The governor made his comments at the Georgia Chamber of Commerce's annual State of the Ports luncheon in which Atlanta-based shippers get an update on progress at Georgia's two seagoing ports.
"I just know that it's important that this project begin, and if we have to start it with just state funding, I feel certain that with the commitments we've seen at the federal level that federal money will be forthcoming," he said.
He noted that the state is racing to complete it in time to accommodate larger ships that will be able to transit the Panama Canal that will be widened by 2014. The state wants to make sure shippers using the larger container vessels won't take their business elsewhere because the Savannah River isn't deep enough.
"Any time that we can shave off is important," he said. "There are some preliminary things that we can begin to do."
More than half of the $652 million cost for the project will be spent on environmental projects to mitigate for potential damage from the deepening and to correct past problems. State funds already in hand can go immediately to those projects as well as to dredging the 14 miles of the river closest to the ocean.

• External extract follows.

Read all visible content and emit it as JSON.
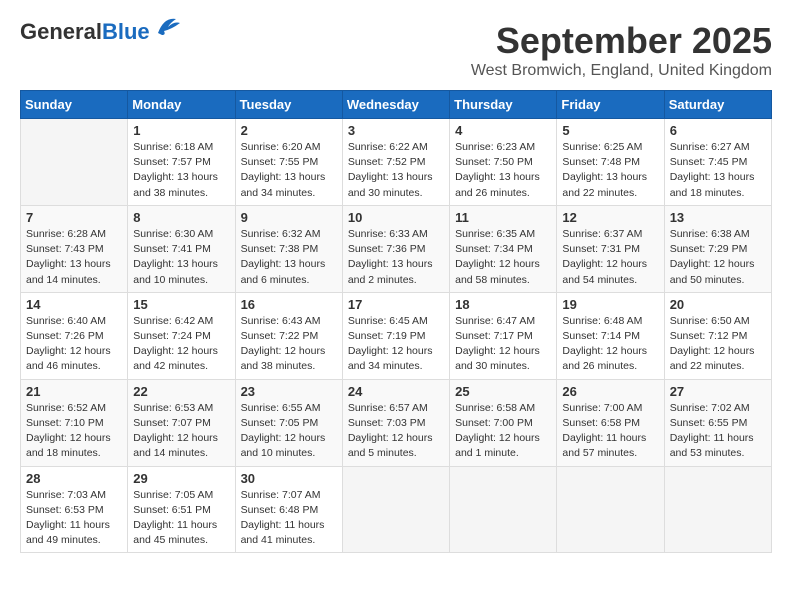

The main work of digging the river bed down to a depth of 47 feet at low tide must wait until Congress adds the money next year.
A report released by the Georgia Center of Innovation for Logistics says the state will produce 9,500 new jobs each year, growing 18 percent yearly, which is 5 percentage points higher than the national average and three times higher than the Southeastern average.
Filling all those jobs is already a challenge here. Georgia issues 51 percent of the nation's truck-driving certificates and graduates 46 percent of all industrial engineers.
"We have a huge opportunity for new jobs in logistics," said Page Siplon, the center's director. "We needed to put a number on that. This report is the tip of the iceberg. Now, we're going to be working on executing some of those recommendations."
Among the recommendations in the report are streamlining the transition for military veterans to get truck-driving licenses, internships and scholarships, and convincing federal officials to track logistics as a separate industry in its statistics.
Siplon said the center is beginning to coordinate with Georgia's education agencies and Department of Labor to fill those jobs now and in the future.